A Texas Roadhouse waitress in Findlay, Ohio was fired early this week after venting on Facebook about bad tippers, Toledo News Now first reported. Kristen Kelly wrote the post after a particularly bad Friday at the restaurant, where she only made $60 in tips. The post, which has since been deleted, explained that customers who spend $50 or more in a restaurant should be able to tip accordingly — such as the standard 18 percent of the total bill.
“I was mad,” Kelly told Toledo News Now. “It was a Friday night and I made $60 because I had several people that night who weren’t tipping appropriately. More than one time, people spent $50 or more and they tipped five or six (dollars). That’s not OK!”
While Kelly said she didn’t name any of the customers in the post and tried to be vague, one of her Facebook friends and former classmate who visited the restaurant that day complained about the post to the restaurant manager. The manager fired her for calling a customer a derogatory name in the post.
Texas Roadhouse did not immediately return a request for comment on its social media policy, but according to Toledo News Now, the restaurant chain bans any mention of the restaurant’s name in social media.
Social media has inextricably linked the personal with the professional, allowing employers to find out intimate details about you with a quick Google search. More employers are implementing policies that make it easy for people to get fired for posting pictures, blogs or making comments on social media. A Red Lobster in Nashville, Tennessee fired a server after she posted a picture of a receipt from a racist customer who didn’t tip her because of her ethnicity. Last year, a server at Chili’s was fired after posting a picture of local police officers who came into the restaurant with the caption, “Stupid Cops better hope I’m not their server FDP [fuck da police].” In 2009, a Georgia teacher was forced to resign after posting pictures of herself holding glasses of beer and wine while on vacation.
Checking out potential job applicants’ social media profiles has become more commonplace, but some companies — as well as colleges — have gone even further by making current and potential employees turn over their usernames and passwords for Facebook and Twitter as a condition of employment. Only 12 states have outlawed the practice. Social media activity has also been used to weed out applicants based on their ethnicity or religious affiliation. A Carnegie Mellon experiment studying fake applicants found that job seekers who publicly identified as Christian were called back almost nine times a much as their Muslim counterparts.

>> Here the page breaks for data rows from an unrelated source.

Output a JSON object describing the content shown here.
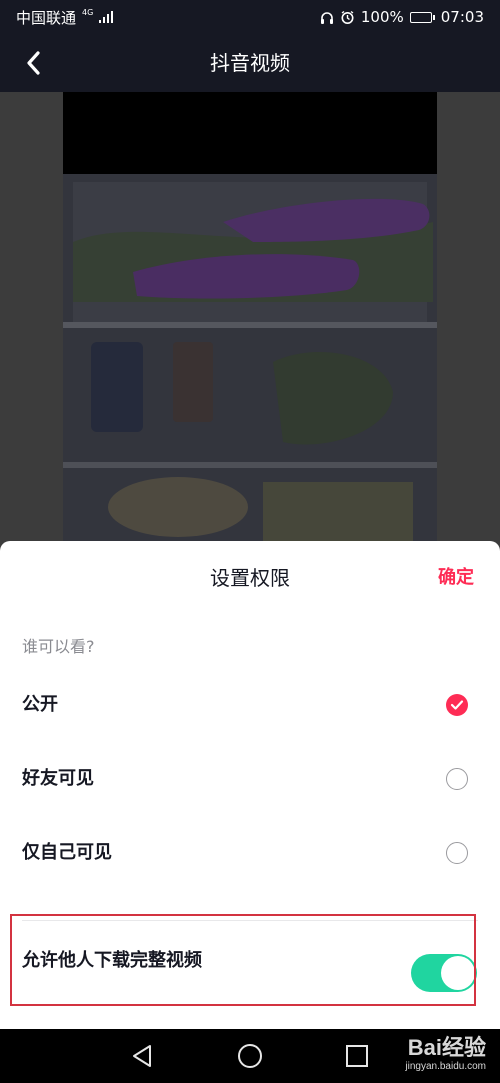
{
  "status_bar": {
    "carrier": "中国联通",
    "network_type": "4G",
    "battery_percent": "100%",
    "battery_level": 1.0,
    "time": "07:03",
    "icons": [
      "signal-icon",
      "headphone-icon",
      "alarm-icon",
      "battery-icon"
    ]
  },
  "header": {
    "title": "抖音视频",
    "back_icon": "chevron-left-icon"
  },
  "sheet": {
    "title": "设置权限",
    "confirm_label": "确定",
    "section_label": "谁可以看?",
    "options": [
      {
        "label": "公开",
        "selected": true
      },
      {
        "label": "好友可见",
        "selected": false
      },
      {
        "label": "仅自己可见",
        "selected": false
      }
    ],
    "download": {
      "label": "允许他人下载完整视频",
      "enabled": true
    }
  },
  "nav_bar": {
    "icons": [
      "back-triangle-icon",
      "home-circle-icon",
      "recents-square-icon"
    ]
  },
  "watermark": {
    "main": "Bai经验",
    "url": "jingyan.baidu.com"
  },
  "colors": {
    "accent": "#fe2c55",
    "toggle_on": "#20d5a0",
    "highlight": "#d33340",
    "dark_bar": "#161823"
  }
}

Overall, social media policies aim to protect the company’s reputation, barring employees from attributing personal beliefs or polarizing comments to their professional job. But while these policies are legal, some flirt with violating free speech rights. For example, the Kansas Board of Regents, which governs state universities, passed a policy that let schools reserve the right to fire teachers and other employees for improperly using social media. The controversial policy didn’t specify what types of online activity could lead to termination, leaving seemingly innocuous behavior such as posting about your personal life on Facebook, using profanity or quoting literary text potentially punishable by the school.
Federal regulators have tried to rein in such blanket policies at companies including Target and General Motors to ensure employees can speak freely without fear of losing their jobs. Whether it’s in the office or on social media, the National Labor Relations Board ruled that employees have the right to talk about work conditions without threats of professional retaliation, according to The New York Times.
Moreover, bans on disparaging or unflattering comments are illegal if they discourage employees from speaking frankly with one another in effort to improve their work environment, the board ruled. In several cases, the NLRB ruled in favor of employees who vented online about their jobs because they were complaining about work conditions such as wages. The board decided a non-profit, Hispanics United of Buffalo, illegally fired an employee for posting about his workload on Facebook and three other employees who commented. One post read, “Try doing my job. I have five programs. What the hell, we don’t have a life as is.”
Texas Roadhouse spokesman Travis Doster sent the following statement to ThinkProgress:
“[Kristen] Kelly was terminated for violating our policy on Respect for Others, specifically using derogatory, abusive or threatening language towards a guest. Calling a guest an ‘ASS—-’ is not okay at any time or in any venue. Texas Roadhouse does not tolerate offensive language towards guests, whether it occurs online, offline or even in the parking lot. This is not a social media or Facebook issue. This is a respect issue. She admitted she knew it was wrong, but chose to do so anyway.”
In an email exhange, Doster also said, Kelly’s profile and several other Facebook posts mentioned the Texas Roadhouse name.